Dogs living outside on a short leash are a common sight in Korea, but the majority of people here feel such practices should be banned by law, a survey shows.
Private animal welfare research institute Aware recently published survey results on the public perception of animal welfare policies.

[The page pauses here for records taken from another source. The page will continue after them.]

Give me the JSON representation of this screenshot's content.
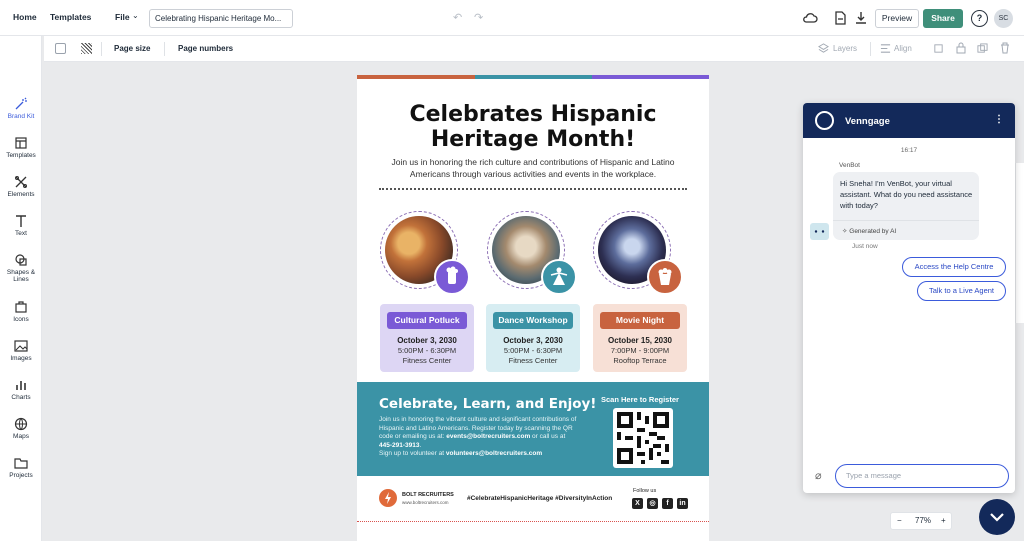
{
  "topbar": {
    "home": "Home",
    "templates": "Templates",
    "file": "File",
    "doc_title": "Celebrating Hispanic Heritage Mo...",
    "preview": "Preview",
    "share": "Share",
    "help": "?",
    "avatar": "SC"
  },
  "toolbar2": {
    "page_size": "Page size",
    "page_numbers": "Page numbers",
    "layers": "Layers",
    "align": "Align"
  },
  "sidebar": {
    "items": [
      {
        "label": "Brand Kit",
        "icon": "magic-wand-icon"
      },
      {
        "label": "Templates",
        "icon": "templates-icon"
      },
      {
        "label": "Elements",
        "icon": "elements-icon"
      },
      {
        "label": "Text",
        "icon": "text-icon"
      },
      {
        "label": "Shapes & Lines",
        "icon": "shapes-icon"
      },
      {
        "label": "Icons",
        "icon": "icons-icon"
      },
      {
        "label": "Images",
        "icon": "image-icon"
      },
      {
        "label": "Charts",
        "icon": "chart-icon"
      },
      {
        "label": "Maps",
        "icon": "globe-icon"
      },
      {
        "label": "Projects",
        "icon": "folder-icon"
      }
    ]
  },
  "poster": {
    "title_line1": "Celebrates Hispanic",
    "title_line2": "Heritage Month!",
    "subtitle": "Join us in honoring the rich culture and contributions of Hispanic and Latino Americans through various activities and events in the workplace.",
    "events": [
      {
        "tag": "Cultural Potluck",
        "date": "October 3, 2030",
        "time": "5:00PM - 6:30PM",
        "location": "Fitness Center",
        "tag_color": "#7a5ad6",
        "card_color": "#ddd6f4"
      },
      {
        "tag": "Dance Workshop",
        "date": "October 3, 2030",
        "time": "5:00PM - 6:30PM",
        "location": "Fitness Center",
        "tag_color": "#3b93a6",
        "card_color": "#d7edf2"
      },
      {
        "tag": "Movie Night",
        "date": "October 15, 2030",
        "time": "7:00PM - 9:00PM",
        "location": "Rooftop Terrace",
        "tag_color": "#c8633f",
        "card_color": "#f7e0d6"
      }
    ],
    "band_title": "Celebrate, Learn, and Enjoy!",
    "band_text_1": "Join us in honoring the vibrant culture and significant contributions of Hispanic and Latino Americans. Register today by scanning the QR code or emailing us at:",
    "band_email_1": "events@boltrecruiters.com",
    "band_text_2": " or call us at ",
    "band_phone": "445-291-3913",
    "band_text_3": "Sign up to volunteer at ",
    "band_email_2": "volunteers@boltrecruiters.com",
    "scan_label": "Scan Here to Register",
    "brand": "BOLT RECRUITERS",
    "brand_url": "www.boltrecruiters.com",
    "hashtags": "#CelebrateHispanicHeritage #DiversityInAction",
    "follow": "Follow us"
  },
  "zoom": {
    "minus": "−",
    "value": "77%",
    "plus": "+"
  },
  "chat": {
    "name": "Venngage",
    "time": "16:17",
    "sender": "VenBot",
    "message": "Hi Sneha! I'm VenBot, your virtual assistant. What do you need assistance with today?",
    "ai_note": "Generated by AI",
    "just_now": "Just now",
    "chip_help": "Access the Help Centre",
    "chip_agent": "Talk to a Live Agent",
    "input_placeholder": "Type a message"
  },
  "colors": {
    "accent": "#3b5bdb",
    "share": "#3f8f7a",
    "chat_header": "#13295a",
    "band": "#3b93a6"
  }
}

It surveyed 2,000 adults in 17 cities nationwide on laws and awareness of animal protection.
According to the survey, 82.5 percent of respondents agreed that raising animals tied to short ropes or locked in narrow spaces should be legally banned, with 44 percent saying they “tend to agree” and 38.5 percent saying they “agree.”

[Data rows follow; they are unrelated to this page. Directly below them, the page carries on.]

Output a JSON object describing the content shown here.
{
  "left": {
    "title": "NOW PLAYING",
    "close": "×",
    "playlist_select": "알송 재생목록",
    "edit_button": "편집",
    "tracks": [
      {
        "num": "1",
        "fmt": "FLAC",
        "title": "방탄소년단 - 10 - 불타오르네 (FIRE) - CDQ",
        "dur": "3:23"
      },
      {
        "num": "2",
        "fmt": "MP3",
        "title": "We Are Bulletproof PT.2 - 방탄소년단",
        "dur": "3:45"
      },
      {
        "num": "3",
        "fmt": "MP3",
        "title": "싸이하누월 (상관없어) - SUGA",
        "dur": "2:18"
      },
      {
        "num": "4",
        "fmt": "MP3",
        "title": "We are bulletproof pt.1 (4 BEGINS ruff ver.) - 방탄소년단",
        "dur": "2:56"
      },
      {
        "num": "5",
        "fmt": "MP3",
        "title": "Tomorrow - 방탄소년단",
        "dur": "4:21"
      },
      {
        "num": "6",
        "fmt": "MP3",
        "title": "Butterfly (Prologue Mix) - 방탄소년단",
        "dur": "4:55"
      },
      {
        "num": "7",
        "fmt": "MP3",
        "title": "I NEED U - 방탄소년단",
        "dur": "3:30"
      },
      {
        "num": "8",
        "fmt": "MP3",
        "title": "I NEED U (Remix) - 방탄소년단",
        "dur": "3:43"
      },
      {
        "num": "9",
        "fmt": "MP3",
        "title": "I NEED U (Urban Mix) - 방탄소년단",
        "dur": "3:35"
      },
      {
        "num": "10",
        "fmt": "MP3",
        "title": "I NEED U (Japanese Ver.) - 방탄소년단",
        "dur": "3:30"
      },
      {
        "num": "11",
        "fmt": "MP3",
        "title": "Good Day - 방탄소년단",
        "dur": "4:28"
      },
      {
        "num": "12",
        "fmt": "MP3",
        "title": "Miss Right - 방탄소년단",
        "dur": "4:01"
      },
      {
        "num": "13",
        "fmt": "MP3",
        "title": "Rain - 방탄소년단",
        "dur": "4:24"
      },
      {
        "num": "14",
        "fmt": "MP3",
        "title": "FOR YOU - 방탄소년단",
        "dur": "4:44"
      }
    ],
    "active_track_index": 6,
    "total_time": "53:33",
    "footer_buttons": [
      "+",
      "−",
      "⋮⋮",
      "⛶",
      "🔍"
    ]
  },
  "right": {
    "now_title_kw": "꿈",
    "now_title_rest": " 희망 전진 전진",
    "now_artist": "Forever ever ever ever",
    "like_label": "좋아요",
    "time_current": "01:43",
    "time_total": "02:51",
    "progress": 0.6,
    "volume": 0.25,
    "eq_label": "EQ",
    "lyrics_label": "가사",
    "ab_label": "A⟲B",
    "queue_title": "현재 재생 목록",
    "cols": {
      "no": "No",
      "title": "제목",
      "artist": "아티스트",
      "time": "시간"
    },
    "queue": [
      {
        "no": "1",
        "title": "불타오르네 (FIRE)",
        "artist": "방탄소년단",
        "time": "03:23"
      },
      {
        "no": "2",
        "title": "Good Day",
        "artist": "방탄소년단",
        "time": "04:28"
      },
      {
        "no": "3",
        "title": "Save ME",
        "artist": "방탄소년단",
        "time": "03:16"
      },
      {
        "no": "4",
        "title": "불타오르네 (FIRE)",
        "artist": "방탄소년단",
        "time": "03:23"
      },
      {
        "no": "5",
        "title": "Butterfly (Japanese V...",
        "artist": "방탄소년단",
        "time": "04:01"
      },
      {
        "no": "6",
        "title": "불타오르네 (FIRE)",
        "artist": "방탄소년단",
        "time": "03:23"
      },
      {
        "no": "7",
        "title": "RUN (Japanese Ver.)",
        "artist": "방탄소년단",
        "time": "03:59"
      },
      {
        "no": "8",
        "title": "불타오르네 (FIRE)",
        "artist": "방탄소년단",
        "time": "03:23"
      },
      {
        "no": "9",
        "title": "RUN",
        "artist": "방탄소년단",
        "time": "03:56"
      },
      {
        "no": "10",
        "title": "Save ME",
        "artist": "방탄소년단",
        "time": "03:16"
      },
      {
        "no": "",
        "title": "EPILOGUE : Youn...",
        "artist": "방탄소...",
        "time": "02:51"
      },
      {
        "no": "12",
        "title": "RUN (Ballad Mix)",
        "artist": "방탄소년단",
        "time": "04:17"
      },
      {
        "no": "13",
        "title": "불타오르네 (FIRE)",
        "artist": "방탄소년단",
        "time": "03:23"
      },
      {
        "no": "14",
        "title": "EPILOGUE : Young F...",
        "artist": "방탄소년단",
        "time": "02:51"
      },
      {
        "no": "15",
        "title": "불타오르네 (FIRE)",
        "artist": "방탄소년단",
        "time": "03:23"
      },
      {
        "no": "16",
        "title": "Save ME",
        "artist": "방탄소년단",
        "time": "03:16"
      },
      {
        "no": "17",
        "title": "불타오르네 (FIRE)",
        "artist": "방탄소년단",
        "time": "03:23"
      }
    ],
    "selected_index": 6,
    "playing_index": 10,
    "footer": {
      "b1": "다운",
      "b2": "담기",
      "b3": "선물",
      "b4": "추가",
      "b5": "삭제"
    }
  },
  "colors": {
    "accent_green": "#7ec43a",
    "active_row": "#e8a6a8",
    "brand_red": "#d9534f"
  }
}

A majority of Koreans are also against the consumption of dog meat, the survey shows.
Nearly 8 out of 10 Koreans, 78.1 percent of respondents, are in favor of banning slaughtering and selling dogs and cats for food, with 48.9 percent saying they are strongly in favor of such a ban.
Moves to ban dog consumption have emerged in politics in recent years.
In 2018, Pyo Chang-won, then a lawmaker of the ruling Democratic Party of Korea, proposed a bill to ban the slaughter of dogs, though it failed to pass in the 20th Assembly. Early this year, ruling party lawmaker and Environment Minister Han Jeoung-ae proposed a similar bill before being appointed in the position. Last month, presidential front-runner and Gyeonggi Province Gov. Lee Jae-myung called for a ban on eating dogs and selling pets at the legal and institutional level.
The poll showed many Koreans believe laws should be toughened to protect animals.
Ninety-seven percent of respondents said that the punishment of animal abusers should be strengthened to prevent animal abuse. Specifically, 97.3 percent said that those who abused animals should be deprived of ownership and 98.3 percent said abusers should be banned from raising other animals for a certain period of time.
While 92.5 percent of respondents said they are aware of the animal protection law, only 30.6 percent agreed that Korea’s animal protection law could “prevent animal abuse.”
When asked why animals are abandoned, 76.5 percent of respondents pointed to the lack of responsibility of those who raise pets. In the survey that allowed multiple responses, 58.5 percent said the level of punishment is weak, while 47.7 percent said it is easy to buy and sell pets.
By Shin Ji-hye (firstname.lastname@example.org